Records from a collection
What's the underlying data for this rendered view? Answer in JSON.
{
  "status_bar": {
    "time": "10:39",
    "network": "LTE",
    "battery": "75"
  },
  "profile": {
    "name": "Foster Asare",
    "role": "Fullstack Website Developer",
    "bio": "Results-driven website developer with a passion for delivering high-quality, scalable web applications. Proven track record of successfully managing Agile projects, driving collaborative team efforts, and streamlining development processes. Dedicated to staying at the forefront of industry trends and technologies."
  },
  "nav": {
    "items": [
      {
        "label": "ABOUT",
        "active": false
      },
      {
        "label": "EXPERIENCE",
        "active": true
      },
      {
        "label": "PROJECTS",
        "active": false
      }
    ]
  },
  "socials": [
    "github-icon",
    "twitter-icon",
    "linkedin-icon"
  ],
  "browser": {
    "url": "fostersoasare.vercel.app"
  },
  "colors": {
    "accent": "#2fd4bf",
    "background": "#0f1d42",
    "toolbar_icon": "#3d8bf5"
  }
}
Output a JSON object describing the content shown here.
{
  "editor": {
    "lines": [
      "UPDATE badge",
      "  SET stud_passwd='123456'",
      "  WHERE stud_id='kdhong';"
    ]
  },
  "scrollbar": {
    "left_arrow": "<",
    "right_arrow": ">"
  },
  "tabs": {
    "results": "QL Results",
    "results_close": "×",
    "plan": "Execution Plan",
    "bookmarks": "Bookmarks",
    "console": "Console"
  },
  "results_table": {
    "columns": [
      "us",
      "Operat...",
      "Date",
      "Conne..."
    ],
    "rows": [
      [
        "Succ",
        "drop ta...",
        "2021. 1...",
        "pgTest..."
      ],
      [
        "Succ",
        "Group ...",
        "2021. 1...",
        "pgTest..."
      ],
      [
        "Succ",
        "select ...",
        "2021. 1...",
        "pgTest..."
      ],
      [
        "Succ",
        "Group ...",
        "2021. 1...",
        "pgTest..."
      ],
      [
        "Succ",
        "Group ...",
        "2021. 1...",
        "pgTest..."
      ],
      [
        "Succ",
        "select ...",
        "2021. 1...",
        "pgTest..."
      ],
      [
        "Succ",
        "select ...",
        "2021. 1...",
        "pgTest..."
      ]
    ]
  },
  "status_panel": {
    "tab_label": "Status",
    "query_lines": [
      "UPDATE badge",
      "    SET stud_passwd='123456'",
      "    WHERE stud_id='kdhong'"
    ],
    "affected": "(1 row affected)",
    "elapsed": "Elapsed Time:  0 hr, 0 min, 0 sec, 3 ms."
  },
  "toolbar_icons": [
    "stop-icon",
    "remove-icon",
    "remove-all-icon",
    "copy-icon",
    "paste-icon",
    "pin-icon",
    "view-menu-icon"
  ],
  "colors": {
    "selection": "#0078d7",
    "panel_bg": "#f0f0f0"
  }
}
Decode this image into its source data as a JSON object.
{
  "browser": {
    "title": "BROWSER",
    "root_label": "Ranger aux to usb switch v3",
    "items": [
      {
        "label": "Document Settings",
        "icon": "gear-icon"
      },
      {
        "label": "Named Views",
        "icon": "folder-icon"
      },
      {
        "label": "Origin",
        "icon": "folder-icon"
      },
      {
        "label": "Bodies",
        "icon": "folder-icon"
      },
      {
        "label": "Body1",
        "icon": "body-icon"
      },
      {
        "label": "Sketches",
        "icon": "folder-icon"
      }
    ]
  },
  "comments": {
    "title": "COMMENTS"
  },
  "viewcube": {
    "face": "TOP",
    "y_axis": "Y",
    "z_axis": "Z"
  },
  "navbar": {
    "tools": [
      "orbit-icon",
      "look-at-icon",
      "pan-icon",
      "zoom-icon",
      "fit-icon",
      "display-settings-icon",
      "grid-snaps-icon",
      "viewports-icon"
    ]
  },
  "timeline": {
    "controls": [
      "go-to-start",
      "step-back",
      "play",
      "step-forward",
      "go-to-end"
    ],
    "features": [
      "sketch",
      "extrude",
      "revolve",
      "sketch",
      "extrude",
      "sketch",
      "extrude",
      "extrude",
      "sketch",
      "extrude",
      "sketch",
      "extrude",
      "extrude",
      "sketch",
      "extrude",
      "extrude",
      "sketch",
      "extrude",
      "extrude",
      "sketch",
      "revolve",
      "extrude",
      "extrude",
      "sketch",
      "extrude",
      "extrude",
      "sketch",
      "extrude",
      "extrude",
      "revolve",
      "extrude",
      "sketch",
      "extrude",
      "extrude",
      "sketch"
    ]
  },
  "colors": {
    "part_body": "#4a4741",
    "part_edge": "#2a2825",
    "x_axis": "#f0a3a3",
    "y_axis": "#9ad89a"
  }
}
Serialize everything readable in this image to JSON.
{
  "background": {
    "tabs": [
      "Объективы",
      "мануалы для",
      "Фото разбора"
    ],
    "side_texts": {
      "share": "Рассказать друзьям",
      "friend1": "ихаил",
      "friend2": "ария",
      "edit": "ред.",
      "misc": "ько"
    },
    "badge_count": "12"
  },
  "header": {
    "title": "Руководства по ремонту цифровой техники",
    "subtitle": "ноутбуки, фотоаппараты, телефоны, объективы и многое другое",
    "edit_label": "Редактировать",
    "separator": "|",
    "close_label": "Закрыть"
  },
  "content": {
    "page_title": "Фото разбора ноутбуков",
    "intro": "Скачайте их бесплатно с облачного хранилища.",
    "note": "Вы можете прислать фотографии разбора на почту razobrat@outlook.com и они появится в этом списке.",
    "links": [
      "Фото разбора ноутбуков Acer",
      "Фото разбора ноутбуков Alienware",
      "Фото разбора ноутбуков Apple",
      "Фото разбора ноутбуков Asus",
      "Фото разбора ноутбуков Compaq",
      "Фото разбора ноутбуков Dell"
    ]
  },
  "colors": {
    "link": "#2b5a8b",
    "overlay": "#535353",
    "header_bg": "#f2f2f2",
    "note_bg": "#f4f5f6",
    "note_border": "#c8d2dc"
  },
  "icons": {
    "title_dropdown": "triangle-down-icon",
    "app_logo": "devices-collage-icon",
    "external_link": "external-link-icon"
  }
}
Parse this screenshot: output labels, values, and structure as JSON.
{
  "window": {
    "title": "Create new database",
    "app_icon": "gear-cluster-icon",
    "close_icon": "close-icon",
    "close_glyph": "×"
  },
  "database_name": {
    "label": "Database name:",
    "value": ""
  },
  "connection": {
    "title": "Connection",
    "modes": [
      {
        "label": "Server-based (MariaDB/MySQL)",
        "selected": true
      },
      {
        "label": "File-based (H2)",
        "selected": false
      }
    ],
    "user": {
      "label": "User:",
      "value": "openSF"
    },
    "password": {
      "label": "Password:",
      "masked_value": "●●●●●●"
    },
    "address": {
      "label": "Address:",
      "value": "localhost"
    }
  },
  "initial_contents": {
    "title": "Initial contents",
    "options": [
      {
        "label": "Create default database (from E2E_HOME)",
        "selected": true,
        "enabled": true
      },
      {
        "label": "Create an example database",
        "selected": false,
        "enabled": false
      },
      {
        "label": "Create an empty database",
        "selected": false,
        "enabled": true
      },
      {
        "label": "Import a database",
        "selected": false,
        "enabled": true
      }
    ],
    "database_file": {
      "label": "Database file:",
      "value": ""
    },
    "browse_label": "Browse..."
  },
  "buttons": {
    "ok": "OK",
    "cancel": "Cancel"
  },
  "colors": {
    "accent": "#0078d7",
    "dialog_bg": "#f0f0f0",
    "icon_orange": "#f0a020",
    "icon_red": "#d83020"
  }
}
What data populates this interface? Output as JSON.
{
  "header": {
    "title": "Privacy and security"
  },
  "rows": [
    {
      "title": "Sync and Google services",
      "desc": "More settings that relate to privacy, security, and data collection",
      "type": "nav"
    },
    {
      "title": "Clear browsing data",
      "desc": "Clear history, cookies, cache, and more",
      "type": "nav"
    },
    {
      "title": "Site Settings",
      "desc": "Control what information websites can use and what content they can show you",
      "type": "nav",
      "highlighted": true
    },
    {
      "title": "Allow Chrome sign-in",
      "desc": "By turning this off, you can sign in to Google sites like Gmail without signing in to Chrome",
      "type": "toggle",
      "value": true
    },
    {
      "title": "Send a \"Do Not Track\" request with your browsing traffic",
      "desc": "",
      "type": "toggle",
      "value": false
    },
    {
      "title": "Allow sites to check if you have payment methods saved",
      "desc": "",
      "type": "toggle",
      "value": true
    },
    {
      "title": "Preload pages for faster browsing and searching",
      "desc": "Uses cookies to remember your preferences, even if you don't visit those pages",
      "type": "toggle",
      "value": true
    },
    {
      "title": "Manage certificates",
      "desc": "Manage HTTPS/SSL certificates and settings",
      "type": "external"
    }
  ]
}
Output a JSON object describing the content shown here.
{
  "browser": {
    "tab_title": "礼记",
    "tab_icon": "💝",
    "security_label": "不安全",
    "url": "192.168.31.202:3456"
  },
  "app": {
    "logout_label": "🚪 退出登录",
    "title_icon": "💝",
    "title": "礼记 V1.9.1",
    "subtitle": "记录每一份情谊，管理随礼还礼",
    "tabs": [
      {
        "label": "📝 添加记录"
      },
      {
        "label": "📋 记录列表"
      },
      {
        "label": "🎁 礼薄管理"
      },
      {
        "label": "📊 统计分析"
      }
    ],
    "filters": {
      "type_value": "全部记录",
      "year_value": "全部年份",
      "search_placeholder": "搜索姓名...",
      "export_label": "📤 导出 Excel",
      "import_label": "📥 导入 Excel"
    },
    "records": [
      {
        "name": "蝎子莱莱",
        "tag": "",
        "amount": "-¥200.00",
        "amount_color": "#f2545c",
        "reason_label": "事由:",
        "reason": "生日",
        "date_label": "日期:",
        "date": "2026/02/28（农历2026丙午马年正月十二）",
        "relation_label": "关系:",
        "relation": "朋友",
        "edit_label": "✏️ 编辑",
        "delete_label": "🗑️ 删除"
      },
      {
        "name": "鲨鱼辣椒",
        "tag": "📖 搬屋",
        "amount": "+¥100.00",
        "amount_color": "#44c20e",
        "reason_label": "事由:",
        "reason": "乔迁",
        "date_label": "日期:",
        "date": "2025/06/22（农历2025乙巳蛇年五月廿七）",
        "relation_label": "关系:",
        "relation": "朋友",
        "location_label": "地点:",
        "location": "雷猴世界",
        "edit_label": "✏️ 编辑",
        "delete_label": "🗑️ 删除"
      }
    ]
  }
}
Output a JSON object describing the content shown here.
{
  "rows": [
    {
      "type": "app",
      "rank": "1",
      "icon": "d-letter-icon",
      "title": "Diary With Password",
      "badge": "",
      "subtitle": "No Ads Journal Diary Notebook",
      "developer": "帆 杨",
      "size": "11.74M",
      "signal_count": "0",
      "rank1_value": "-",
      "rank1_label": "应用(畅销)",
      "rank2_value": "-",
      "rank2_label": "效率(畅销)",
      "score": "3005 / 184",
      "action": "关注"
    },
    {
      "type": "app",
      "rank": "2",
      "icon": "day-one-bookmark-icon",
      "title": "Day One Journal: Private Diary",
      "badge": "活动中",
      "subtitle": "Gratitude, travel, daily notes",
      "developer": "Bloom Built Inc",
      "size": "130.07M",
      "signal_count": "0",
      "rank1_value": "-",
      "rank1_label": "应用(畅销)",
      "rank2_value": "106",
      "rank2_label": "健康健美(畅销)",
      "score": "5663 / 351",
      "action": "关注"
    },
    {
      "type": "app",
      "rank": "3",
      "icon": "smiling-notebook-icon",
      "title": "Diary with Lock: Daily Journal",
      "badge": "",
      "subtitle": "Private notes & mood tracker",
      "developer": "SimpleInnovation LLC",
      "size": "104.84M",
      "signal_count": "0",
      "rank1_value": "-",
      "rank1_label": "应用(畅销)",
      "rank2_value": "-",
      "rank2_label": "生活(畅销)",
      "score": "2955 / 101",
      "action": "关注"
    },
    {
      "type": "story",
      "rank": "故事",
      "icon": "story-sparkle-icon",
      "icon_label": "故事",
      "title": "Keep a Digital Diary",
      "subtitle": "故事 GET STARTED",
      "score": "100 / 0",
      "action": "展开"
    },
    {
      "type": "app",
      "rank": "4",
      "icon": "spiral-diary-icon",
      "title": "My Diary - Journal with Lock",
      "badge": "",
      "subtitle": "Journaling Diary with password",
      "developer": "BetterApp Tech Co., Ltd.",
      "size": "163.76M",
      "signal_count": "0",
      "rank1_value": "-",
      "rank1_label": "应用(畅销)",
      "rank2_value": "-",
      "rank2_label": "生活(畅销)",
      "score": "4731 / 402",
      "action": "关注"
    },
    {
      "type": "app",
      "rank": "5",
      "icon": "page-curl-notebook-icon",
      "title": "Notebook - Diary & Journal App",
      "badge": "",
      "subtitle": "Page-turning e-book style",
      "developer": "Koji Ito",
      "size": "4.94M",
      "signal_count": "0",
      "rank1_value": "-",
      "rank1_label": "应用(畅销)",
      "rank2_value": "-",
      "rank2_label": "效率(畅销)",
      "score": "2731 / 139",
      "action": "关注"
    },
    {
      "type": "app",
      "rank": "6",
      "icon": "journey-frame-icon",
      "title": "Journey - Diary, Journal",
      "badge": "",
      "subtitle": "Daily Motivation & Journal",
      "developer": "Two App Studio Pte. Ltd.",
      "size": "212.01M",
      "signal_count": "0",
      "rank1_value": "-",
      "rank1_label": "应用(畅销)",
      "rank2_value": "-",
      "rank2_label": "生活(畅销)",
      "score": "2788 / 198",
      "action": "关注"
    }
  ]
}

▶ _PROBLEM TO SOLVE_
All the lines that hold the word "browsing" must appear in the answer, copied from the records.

▶ _RESULT OF THE TASK_
      "title": "Clear browsing data",
      "title": "Send a \"Do Not Track\" request with your browsing traffic",
      "title": "Preload pages for faster browsing and searching",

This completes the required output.